Volunteering with the Living Archive

This month, we’ve had Sue Weekes from Canberra volunteering with the Living Archive project team. Here’s what she says about her experience.

The Living Archive of Aboriginal Languages welcomes interns and volunteers willing to assist with retaining a special collection of the Northern Territory, produced by local people. I recently completed a month long program which was my attempt in helping to provide access to this unusual and unique collection.

The Living Archive has a number of hard copy texts that have been donated to the project for digitisation. In my volunteer role I checked the titles on Trove so the team could decide who to give their copies to. There are copies spread throughout the NT in the CDU library, the NT Library, and Batchelor Institute, and in Canberra in the (the NLA) and AIATSIS. The project team will talk to the NT Library about adding these hard copies to their special collection.

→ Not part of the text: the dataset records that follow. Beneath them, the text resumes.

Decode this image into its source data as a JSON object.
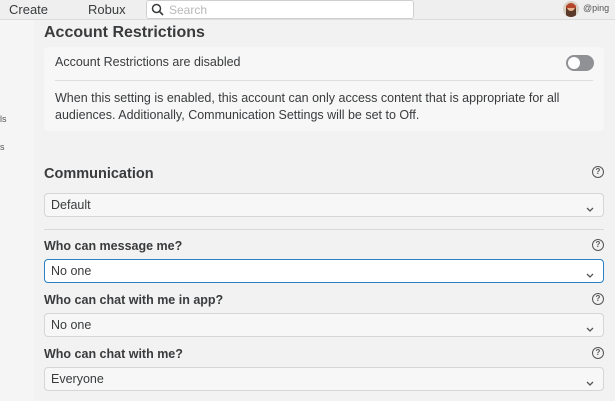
{
  "topbar": {
    "create_label": "Create",
    "robux_label": "Robux",
    "search_placeholder": "Search",
    "username": "@ping"
  },
  "sidebar": {
    "items": [
      "ls",
      "s"
    ]
  },
  "account_restrictions": {
    "title": "Account Restrictions",
    "status_label": "Account Restrictions are disabled",
    "enabled": false,
    "description": "When this setting is enabled, this account can only access content that is appropriate for all audiences. Additionally, Communication Settings will be set to Off."
  },
  "communication": {
    "title": "Communication",
    "help_glyph": "?",
    "preset_value": "Default",
    "fields": [
      {
        "label": "Who can message me?",
        "value": "No one"
      },
      {
        "label": "Who can chat with me in app?",
        "value": "No one"
      },
      {
        "label": "Who can chat with me?",
        "value": "Everyone"
      }
    ]
  },
  "colors": {
    "focus_border": "#2a81c7",
    "toggle_off": "#8f9194"
  }
}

In my other activities, I worked on preparing digitised materials for uploading to eSpace, the CDU digital repository which stores all the digital artefacts in the Living Archive. There were a few collections of books from Papunya and Barunga that had been digitised but needed to be prepared as PDFs and text files with cover images. I also worked on text correction of the text files generated by OCR and compared them to the PDF files – and gave me the opportunity to read and learn some Kriol language which is used in a number of Aboriginal communities across the NT. I also helped prepare for the repatriation of digital files to the communities of origin by creating a list of file numbers and sizes.

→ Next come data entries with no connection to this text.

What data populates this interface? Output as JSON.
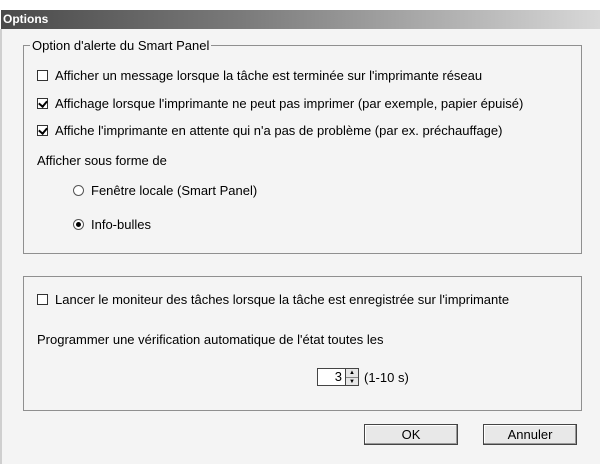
{
  "window": {
    "title": "Options"
  },
  "alert_group": {
    "legend": "Option d'alerte du Smart Panel",
    "checkboxes": [
      {
        "label": "Afficher un message lorsque la tâche est terminée sur l'imprimante réseau",
        "checked": false
      },
      {
        "label": "Affichage lorsque l'imprimante ne peut pas imprimer (par exemple, papier épuisé)",
        "checked": true
      },
      {
        "label": "Affiche l'imprimante en attente qui n'a pas de problème (par ex. préchauffage)",
        "checked": true
      }
    ],
    "display_as_label": "Afficher sous forme de",
    "radios": [
      {
        "label": "Fenêtre locale (Smart Panel)",
        "selected": false
      },
      {
        "label": "Info-bulles",
        "selected": true
      }
    ]
  },
  "monitor_group": {
    "checkbox": {
      "label": "Lancer le moniteur des tâches lorsque la tâche est enregistrée sur l'imprimante",
      "checked": false
    },
    "schedule_label": "Programmer une vérification automatique de l'état toutes les",
    "interval": {
      "value": "3",
      "range": "(1-10 s)"
    }
  },
  "buttons": {
    "ok": "OK",
    "cancel": "Annuler"
  },
  "icons": {
    "spin_up": "spin-up-arrow-icon",
    "spin_down": "spin-down-arrow-icon"
  }
}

The Living Archive is located in the Northern Institute at the Charles Darwin University. I can recommend July as a lovely time of year to visit Darwin, and a chance to escape the cold weather down south. The campus is on the north side of town, but easily accessible, and has a number of activities that a volunteer can attend, such as talks and seminars. There are also other cultural institutions in Darwin that are well worth a visit.

I really enjoyed my time here getting to know Cathy Bow the Project Manager for the Living Archive who was always helpful and instructive, staff of the Northern Institute who were very welcoming and inclusive, and participating in some of their events, in particular the activities held here for NAIDOC week.

Other interns or volunteers could further assist in the Living Archive program, either by working in house or online anywhere in Australia, so that these endangered texts can be edited and uploaded to the Living Archive. Performing this work will ensure access for readers, researchers, and reach other interested audiences Australia-wide.